■ **PROBLEM STATEMENT**: Lines of the data that contain the word "Tiles" are the ones to copy.

■ **DATA FOR REVIEW**:
==*==

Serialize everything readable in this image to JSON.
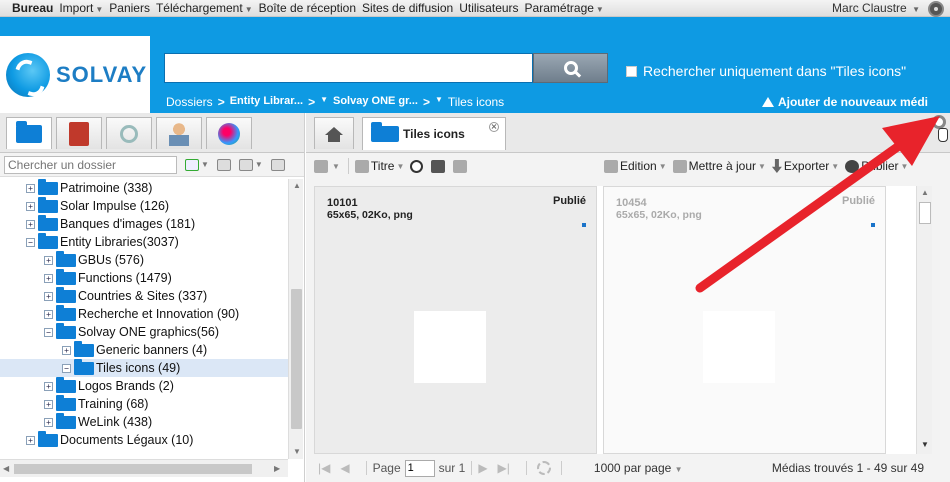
{
  "topbar": {
    "items": [
      {
        "label": "Bureau",
        "bold": true,
        "caret": false
      },
      {
        "label": "Import",
        "bold": false,
        "caret": true
      },
      {
        "label": "Paniers",
        "bold": false,
        "caret": false
      },
      {
        "label": "Téléchargement",
        "bold": false,
        "caret": true
      },
      {
        "label": "Boîte de réception",
        "bold": false,
        "caret": false
      },
      {
        "label": "Sites de diffusion",
        "bold": false,
        "caret": false
      },
      {
        "label": "Utilisateurs",
        "bold": false,
        "caret": false
      },
      {
        "label": "Paramétrage",
        "bold": false,
        "caret": true
      }
    ],
    "user": "Marc Claustre"
  },
  "header": {
    "logo_text": "SOLVAY",
    "search_value": "",
    "only_search_label": "Rechercher uniquement dans \"Tiles icons\"",
    "breadcrumb": {
      "root": "Dossiers",
      "level1": "Entity Librar...",
      "level2": "Solvay ONE gr...",
      "current": "Tiles icons"
    },
    "add_new_label": "Ajouter de nouveaux médi"
  },
  "left": {
    "folder_search_placeholder": "Chercher un dossier",
    "tree": [
      {
        "label": "Patrimoine (338)",
        "indent": 0,
        "expanded": false,
        "selected": false
      },
      {
        "label": "Solar Impulse (126)",
        "indent": 0,
        "expanded": false,
        "selected": false
      },
      {
        "label": "Banques d'images (181)",
        "indent": 0,
        "expanded": false,
        "selected": false
      },
      {
        "label": "Entity Libraries(3037)",
        "indent": 0,
        "expanded": true,
        "selected": false
      },
      {
        "label": "GBUs (576)",
        "indent": 1,
        "expanded": false,
        "selected": false
      },
      {
        "label": "Functions (1479)",
        "indent": 1,
        "expanded": false,
        "selected": false
      },
      {
        "label": "Countries & Sites (337)",
        "indent": 1,
        "expanded": false,
        "selected": false
      },
      {
        "label": "Recherche et Innovation (90)",
        "indent": 1,
        "expanded": false,
        "selected": false
      },
      {
        "label": "Solvay ONE graphics(56)",
        "indent": 1,
        "expanded": true,
        "selected": false
      },
      {
        "label": "Generic banners (4)",
        "indent": 2,
        "expanded": false,
        "selected": false
      },
      {
        "label": "Tiles icons (49)",
        "indent": 2,
        "expanded": true,
        "selected": true
      },
      {
        "label": "Logos Brands (2)",
        "indent": 1,
        "expanded": false,
        "selected": false
      },
      {
        "label": "Training (68)",
        "indent": 1,
        "expanded": false,
        "selected": false
      },
      {
        "label": "WeLink (438)",
        "indent": 1,
        "expanded": false,
        "selected": false
      },
      {
        "label": "Documents Légaux (10)",
        "indent": 0,
        "expanded": false,
        "selected": false
      }
    ]
  },
  "right": {
    "tab_label": "Tiles icons",
    "toolbar": {
      "title_label": "Titre",
      "edition_label": "Edition",
      "update_label": "Mettre à jour",
      "export_label": "Exporter",
      "publish_label": "Publier"
    },
    "cards": [
      {
        "id": "10101",
        "status": "Publié",
        "meta": "65x65, 02Ko, png"
      },
      {
        "id": "10454",
        "status": "Publié",
        "meta": "65x65, 02Ko, png"
      }
    ],
    "pager": {
      "page_label": "Page",
      "page_value": "1",
      "of_label": "sur 1",
      "per_page": "1000 par page",
      "found": "Médias trouvés 1 - 49 sur 49"
    }
  },
  "colors": {
    "brand_blue": "#0e9ae3",
    "folder_blue": "#0e7fd6",
    "annotation_red": "#e8232b"
  }
}
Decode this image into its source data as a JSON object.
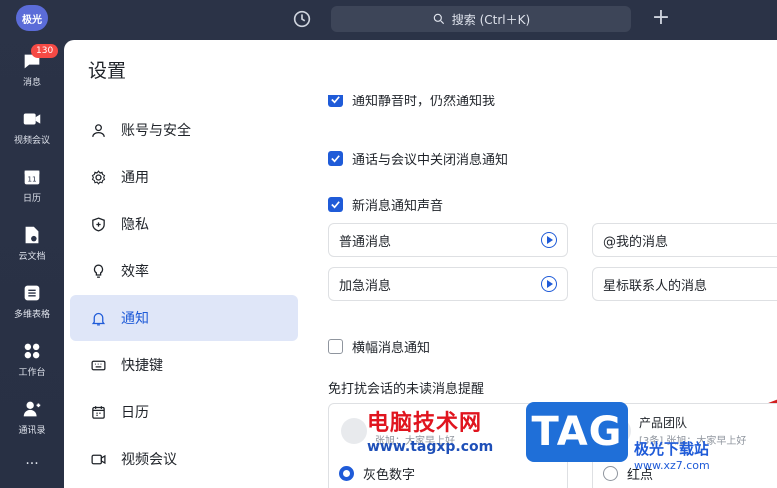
{
  "rail": {
    "avatar": "极光",
    "badge": "130",
    "items": [
      {
        "label": "消息",
        "icon": "chat-bubble-icon"
      },
      {
        "label": "视频会议",
        "icon": "video-camera-icon"
      },
      {
        "label": "日历",
        "icon": "calendar-icon"
      },
      {
        "label": "云文档",
        "icon": "cloud-doc-icon"
      },
      {
        "label": "多维表格",
        "icon": "table-icon"
      },
      {
        "label": "工作台",
        "icon": "grid-apps-icon"
      },
      {
        "label": "通讯录",
        "icon": "contacts-icon"
      },
      {
        "label": "···",
        "icon": "more-icon"
      }
    ]
  },
  "topbar": {
    "search_placeholder": "搜索 (Ctrl＋K)",
    "plus": "+"
  },
  "window": {
    "title": "设置",
    "nav": [
      {
        "label": "账号与安全",
        "icon": "person-icon"
      },
      {
        "label": "通用",
        "icon": "gear-icon"
      },
      {
        "label": "隐私",
        "icon": "shield-icon"
      },
      {
        "label": "效率",
        "icon": "bulb-icon"
      },
      {
        "label": "通知",
        "icon": "bell-icon",
        "active": true
      },
      {
        "label": "快捷键",
        "icon": "keyboard-icon"
      },
      {
        "label": "日历",
        "icon": "calendar-icon"
      },
      {
        "label": "视频会议",
        "icon": "video-camera-icon"
      }
    ],
    "content": {
      "option_cut": "通知静音时，仍然通知我",
      "option_call": "通话与会议中关闭消息通知",
      "option_sound": "新消息通知声音",
      "sounds": [
        "普通消息",
        "@我的消息",
        "加急消息",
        "星标联系人的消息"
      ],
      "option_banner": "横幅消息通知",
      "dnd_label": "免打扰会话的未读消息提醒",
      "preview1": {
        "name": "",
        "msg": "张旭：大家早上好"
      },
      "preview2": {
        "name": "产品团队",
        "msg": "[3条] 张旭：大家早上好"
      },
      "radio1": "灰色数字",
      "radio2": "红点"
    }
  },
  "watermark": {
    "cn": "电脑技术网",
    "url": "www.tagxp.com",
    "tag": "TAG",
    "site": "极光下载站",
    "site_url": "www.xz7.com"
  },
  "colors": {
    "accent": "#1f5bd8",
    "rail_bg": "#2b3347",
    "annotation_red": "#d21f1f"
  }
}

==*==

■ **SOLUTION TO THIS PROBLEM**:
    "only_search_label": "Rechercher uniquement dans \"Tiles icons\"",
      "current": "Tiles icons"
        "label": "Tiles icons (49)",
    "tab_label": "Tiles icons",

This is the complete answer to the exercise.